When to use it

One of the questions people often ask, is when should I use DTO, and where should I just skip it? The answer to this question is hiding in DTO, Transfer. Whenever you need to transfer data from one part of the application to another, use DTO. If you receive data from the request but only going to use it in one class, I would just use a simple array.

I would suggest trying it for yourself and seeing if it works for you, you can't go wrong with such a simple pattern. This is precisely what we need in languages like PHP. This is what TypeScript fixes in JavaScript, it gives everything its type. And when you receive data from the server, you tell what structure the response is going to have.

type Service = {
    id: number
    categoryId: number
    title: string
    description: string

function fetchServices(): void {
    loading = true

        .then(resp => services =
        .catch(err => handleError(err))
        .finally(() => loading = false)

This is why TypeScript is so loved among the developers. You know what to expect from the function or variable. It's like reading code and reading the documentation at the same time.


DTO is useful when you want to move information around your application without worrying too much about the internal structure of the object you are working with. Instead of using associative arrays, we can use DTOs and it will make our apps easier to maintain and extend in the future.

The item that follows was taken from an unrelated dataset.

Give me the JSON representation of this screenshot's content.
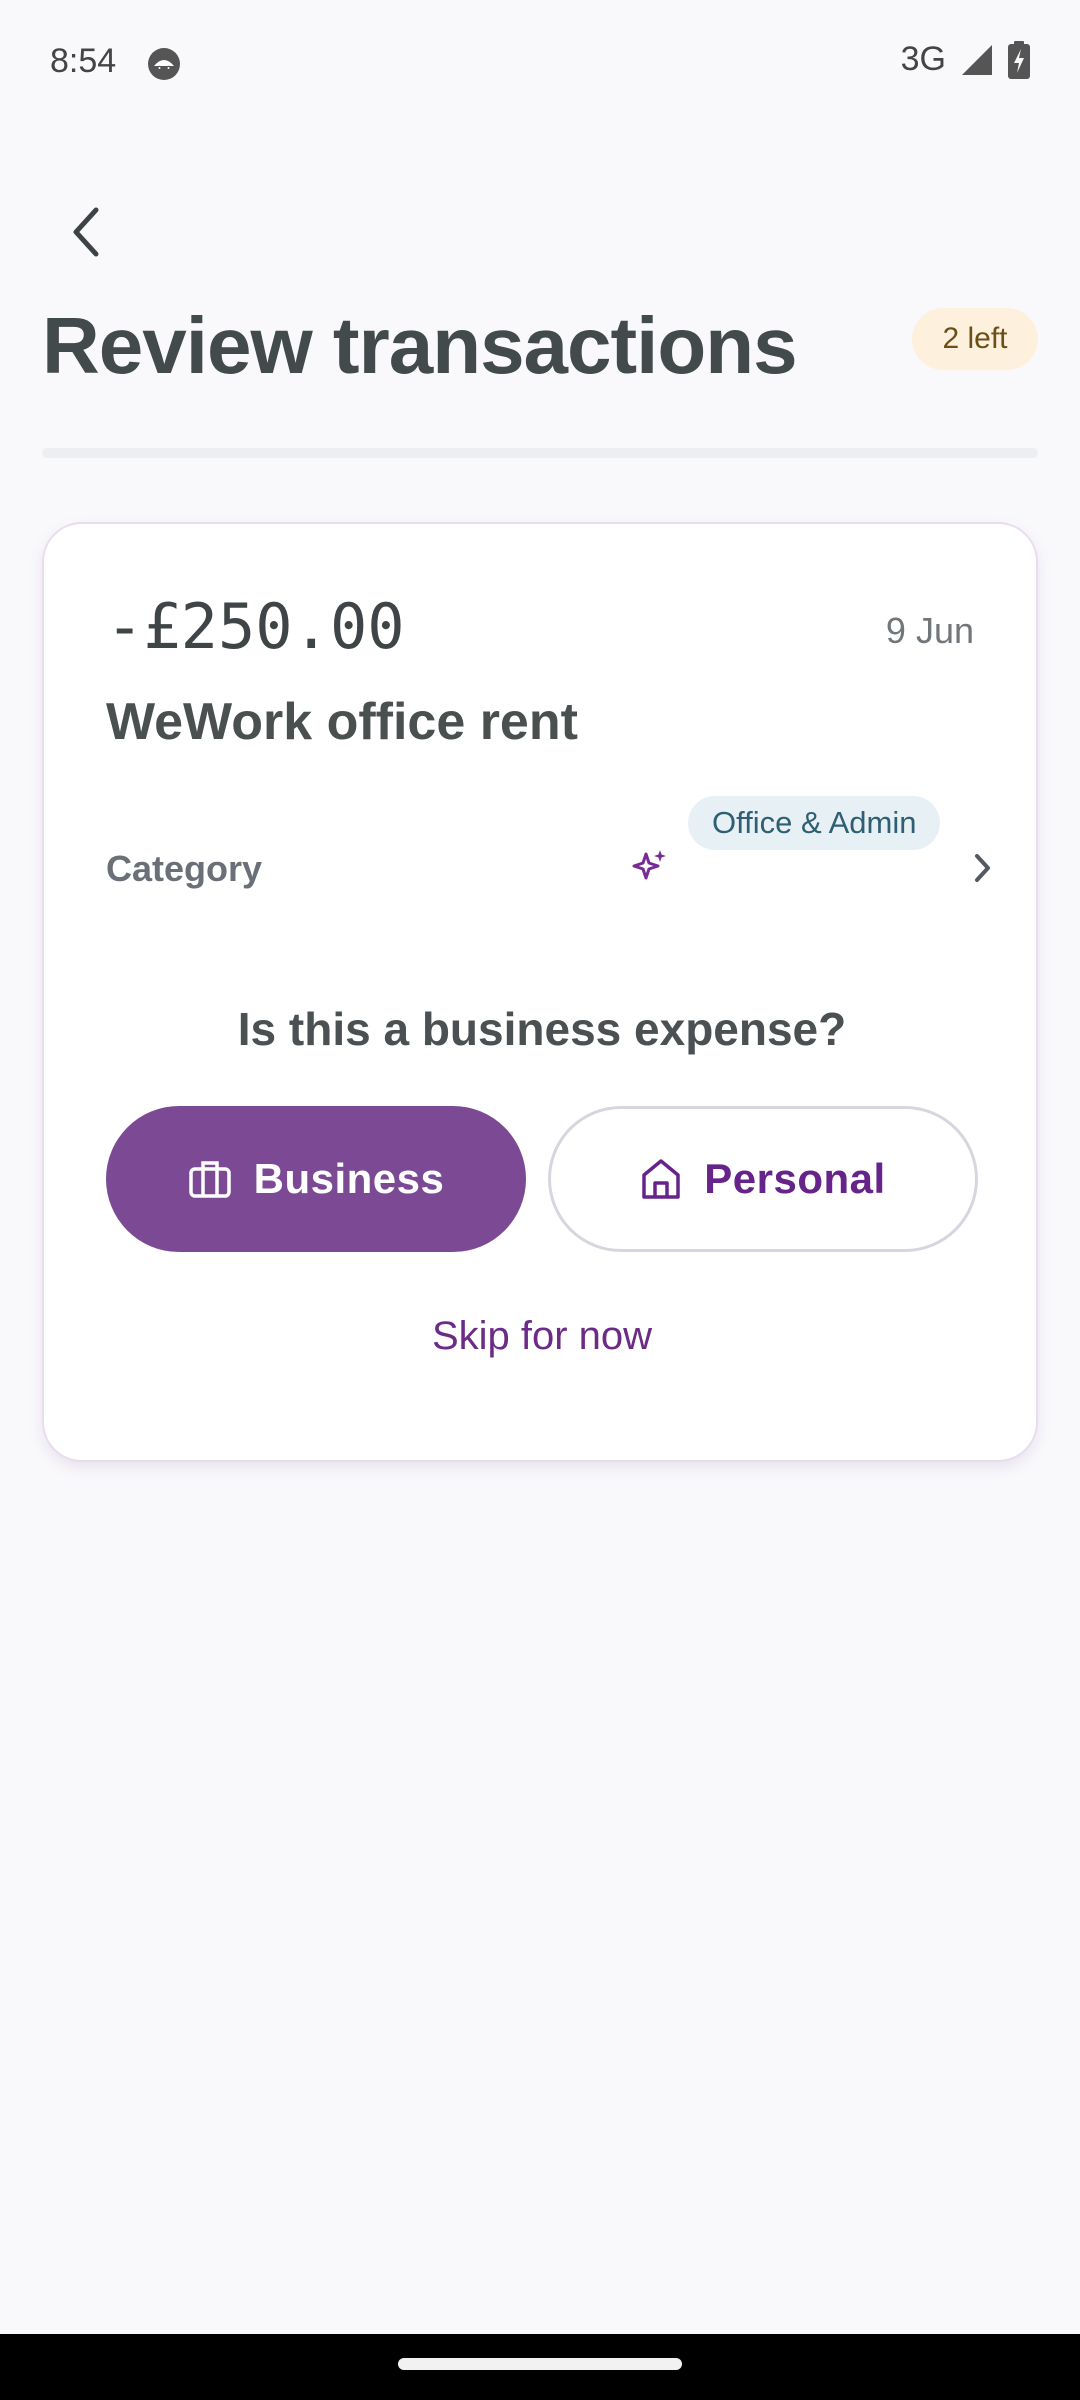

Here are some links to resources that I've studied before writing this article:

Posts and Articles:


Keywords: design, pattern, popo, backend